Second, there are crucial defense programs that can and must be funded even in the current environment. Chief among these is missile defense. Ballistic-missile defense is an entirely defensive, non-nuclear system that will — if it is fully deployed — give the United States the ability to shoot down missiles, which are most likely to be launched by rogue regimes such as North Korea and Iran. There simply is no reason not to build out the system as soon as possible. Yet the Obama administration has cut missile-defense funding by a quarter over the past four years. Congress should restore that funding — it would cost only $2–3 billion — and concentrate its oversight efforts on forcing the administration to complete the missile shield with no additional delays.
Finally, it is essential that the Pentagon take credible steps to reduce the waste in its budgets. Efforts should focus on reforming the acquisition system, reducing the number of civilian employees, and rebalancing the compensation system in a way that reduces the out-year costs of retirement pensions and health care. The Perry-Hadley panel addressed these issues three years ago and recommended commonsense solutions that Congress ignored at the time but should make a priority now.
Two caveats are in order, however. First, the budgetary shortfall has become so great that there is no hope of closing it just by eliminating waste, even if we assume that Congress redirects the savings within the defense budget rather than using it to support other spending. If, for example, the Obama administration immediately eliminated 20 percent of the Pentagon’s civilian employees — and no one in Washington would bet their own money that that would ever happen — it would save at most $15 billion per year, while the difference between what the government is scheduled to spend on defense in 2020 and the amount that Secretary Gates believed was necessary is close to $250 billion.

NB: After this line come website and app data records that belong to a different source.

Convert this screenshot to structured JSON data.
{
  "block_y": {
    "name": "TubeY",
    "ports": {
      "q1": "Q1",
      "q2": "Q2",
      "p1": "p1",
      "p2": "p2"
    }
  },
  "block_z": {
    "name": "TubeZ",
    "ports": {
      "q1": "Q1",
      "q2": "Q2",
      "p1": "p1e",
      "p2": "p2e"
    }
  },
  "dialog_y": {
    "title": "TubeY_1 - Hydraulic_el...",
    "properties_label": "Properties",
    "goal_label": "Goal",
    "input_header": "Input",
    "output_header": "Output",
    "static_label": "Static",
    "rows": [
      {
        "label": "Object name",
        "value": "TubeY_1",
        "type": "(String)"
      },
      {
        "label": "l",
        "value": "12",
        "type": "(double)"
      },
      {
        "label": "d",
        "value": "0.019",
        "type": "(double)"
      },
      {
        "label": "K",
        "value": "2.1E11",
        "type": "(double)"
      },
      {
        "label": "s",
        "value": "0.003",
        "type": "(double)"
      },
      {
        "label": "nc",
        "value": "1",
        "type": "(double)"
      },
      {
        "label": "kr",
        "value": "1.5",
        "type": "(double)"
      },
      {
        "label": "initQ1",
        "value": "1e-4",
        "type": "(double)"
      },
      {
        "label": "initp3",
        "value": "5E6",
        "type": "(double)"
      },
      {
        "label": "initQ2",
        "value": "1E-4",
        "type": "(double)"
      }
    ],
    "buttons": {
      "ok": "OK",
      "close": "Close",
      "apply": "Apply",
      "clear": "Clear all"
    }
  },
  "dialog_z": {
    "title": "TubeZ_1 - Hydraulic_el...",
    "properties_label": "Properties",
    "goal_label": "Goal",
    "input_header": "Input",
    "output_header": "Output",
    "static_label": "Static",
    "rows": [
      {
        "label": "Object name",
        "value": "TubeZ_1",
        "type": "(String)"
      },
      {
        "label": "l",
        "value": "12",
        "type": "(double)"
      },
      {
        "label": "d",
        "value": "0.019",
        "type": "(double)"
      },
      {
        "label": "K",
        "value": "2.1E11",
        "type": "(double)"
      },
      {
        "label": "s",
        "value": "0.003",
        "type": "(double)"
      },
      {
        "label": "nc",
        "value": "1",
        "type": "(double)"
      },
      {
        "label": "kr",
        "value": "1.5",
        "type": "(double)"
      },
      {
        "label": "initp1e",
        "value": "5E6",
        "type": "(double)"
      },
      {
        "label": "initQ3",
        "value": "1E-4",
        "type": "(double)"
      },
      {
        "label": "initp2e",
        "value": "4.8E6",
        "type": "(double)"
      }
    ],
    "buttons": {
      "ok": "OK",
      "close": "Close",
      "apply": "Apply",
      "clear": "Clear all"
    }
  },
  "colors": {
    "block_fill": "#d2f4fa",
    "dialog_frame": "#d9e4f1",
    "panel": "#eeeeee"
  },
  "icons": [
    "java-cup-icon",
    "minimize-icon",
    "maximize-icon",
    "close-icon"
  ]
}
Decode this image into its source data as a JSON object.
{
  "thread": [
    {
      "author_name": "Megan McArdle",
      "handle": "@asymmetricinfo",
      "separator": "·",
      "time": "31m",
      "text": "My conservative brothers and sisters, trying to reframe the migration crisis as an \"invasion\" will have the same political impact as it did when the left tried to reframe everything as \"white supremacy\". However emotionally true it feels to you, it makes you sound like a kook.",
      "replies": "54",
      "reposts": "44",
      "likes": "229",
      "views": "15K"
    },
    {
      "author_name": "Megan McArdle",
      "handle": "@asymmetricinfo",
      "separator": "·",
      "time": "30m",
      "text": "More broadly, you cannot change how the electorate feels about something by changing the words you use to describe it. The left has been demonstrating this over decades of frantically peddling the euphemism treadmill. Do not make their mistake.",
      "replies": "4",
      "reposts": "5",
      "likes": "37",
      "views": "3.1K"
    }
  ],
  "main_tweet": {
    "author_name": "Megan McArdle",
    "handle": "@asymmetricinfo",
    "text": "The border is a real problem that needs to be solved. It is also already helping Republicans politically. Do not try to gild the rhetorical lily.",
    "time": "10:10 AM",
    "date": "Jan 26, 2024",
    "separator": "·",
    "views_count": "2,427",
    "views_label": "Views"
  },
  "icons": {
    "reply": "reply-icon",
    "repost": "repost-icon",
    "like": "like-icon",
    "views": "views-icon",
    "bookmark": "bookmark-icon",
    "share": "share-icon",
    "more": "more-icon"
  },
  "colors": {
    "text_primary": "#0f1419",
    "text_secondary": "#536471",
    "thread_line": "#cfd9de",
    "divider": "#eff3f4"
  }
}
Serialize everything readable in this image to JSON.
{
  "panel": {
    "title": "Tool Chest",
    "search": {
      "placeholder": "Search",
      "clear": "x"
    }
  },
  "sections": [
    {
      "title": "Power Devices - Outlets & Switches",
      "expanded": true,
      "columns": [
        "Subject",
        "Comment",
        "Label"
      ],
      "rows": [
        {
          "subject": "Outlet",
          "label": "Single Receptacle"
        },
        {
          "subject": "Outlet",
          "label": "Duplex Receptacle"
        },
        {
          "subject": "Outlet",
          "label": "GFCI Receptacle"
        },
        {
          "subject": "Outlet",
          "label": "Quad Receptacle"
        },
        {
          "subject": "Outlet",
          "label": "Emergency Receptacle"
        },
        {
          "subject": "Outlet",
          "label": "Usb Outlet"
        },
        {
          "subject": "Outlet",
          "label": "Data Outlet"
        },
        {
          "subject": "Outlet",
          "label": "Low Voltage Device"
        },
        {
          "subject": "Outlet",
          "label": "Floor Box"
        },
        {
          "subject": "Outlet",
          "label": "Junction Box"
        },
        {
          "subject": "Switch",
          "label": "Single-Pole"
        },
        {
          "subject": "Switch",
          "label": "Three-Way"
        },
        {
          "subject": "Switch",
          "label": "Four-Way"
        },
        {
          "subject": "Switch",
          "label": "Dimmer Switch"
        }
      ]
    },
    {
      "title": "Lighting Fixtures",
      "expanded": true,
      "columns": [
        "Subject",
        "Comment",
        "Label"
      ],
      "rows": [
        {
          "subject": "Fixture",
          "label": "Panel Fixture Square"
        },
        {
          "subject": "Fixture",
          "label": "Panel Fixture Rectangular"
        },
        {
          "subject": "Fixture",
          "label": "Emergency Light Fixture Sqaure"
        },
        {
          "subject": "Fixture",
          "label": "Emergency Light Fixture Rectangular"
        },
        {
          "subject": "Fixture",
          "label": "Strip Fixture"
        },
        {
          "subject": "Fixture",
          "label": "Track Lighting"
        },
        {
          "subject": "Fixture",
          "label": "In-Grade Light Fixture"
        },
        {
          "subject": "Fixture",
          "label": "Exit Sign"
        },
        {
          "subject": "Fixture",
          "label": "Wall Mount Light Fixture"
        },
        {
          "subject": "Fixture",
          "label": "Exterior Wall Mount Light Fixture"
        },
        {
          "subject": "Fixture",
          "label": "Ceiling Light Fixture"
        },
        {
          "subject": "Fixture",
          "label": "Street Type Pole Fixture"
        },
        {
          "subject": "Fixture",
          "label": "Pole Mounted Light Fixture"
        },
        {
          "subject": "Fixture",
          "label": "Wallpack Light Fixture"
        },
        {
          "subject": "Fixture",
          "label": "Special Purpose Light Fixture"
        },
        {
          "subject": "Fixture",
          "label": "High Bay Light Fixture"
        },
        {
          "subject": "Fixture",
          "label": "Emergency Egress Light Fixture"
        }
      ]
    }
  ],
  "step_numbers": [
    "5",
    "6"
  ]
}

Second, every secretary of defense in the past 20 years has talked about reforming the Pentagon. Some have actually meant it, yet in the end very little has been accomplished. The fiscal pressure on the Pentagon is now so great, however, that with determined leadership it might be possible to overcome some of the institutional and political constraints that have prevented reform in the past. That is the only good thing about the current budgetary climate. But as conservatives understand all too well, the idea of “government efficiency” is at heart oxymoronic. The Pentagon will never run like Walmart, and any defense policy that counts on its doing so is not grounded in reality.
Much of what passes for national-security debate in Washington is really a discussion of tactics, in the context of whatever crisis happens to dominate the headlines at the time. Should the United States arm the rebels in Syria? What is the appropriate response to North Korea’s provocations? What is the appropriate use of drones against al-Qaeda?
All of these are important, but they are not as important as the larger strategic questions that few people in Washington ever discuss. What are America’s vital and enduring national interests? What strategic approach to the world is the best way to protect those interests? What capabilities must be sustained to support that strategy?
Ever since the introduction of weapons of mass destruction on the world scene, the highest strategic purpose of the American military has not been to win wars but to mitigate risk; America maintains a robust set of capabilities so that presidents can protect the vital national interests of the United States while deterring or at least containing conflict within acceptable limits. Perhaps that approach should be changed, and perhaps changing it will make it possible to save money in the defense budget. But what must surely be wrong is to divorce defense policy, including spending decisions, from strategy — that is, to make budgetary decisions that sacrifice important capabilities wholly without regard for strategic considerations. That is what Washington has been doing for the past four years.
— Jim Talent is a former member of the Senate Armed Services Committee and is currently a distinguished fellow at the Heritage Foundation.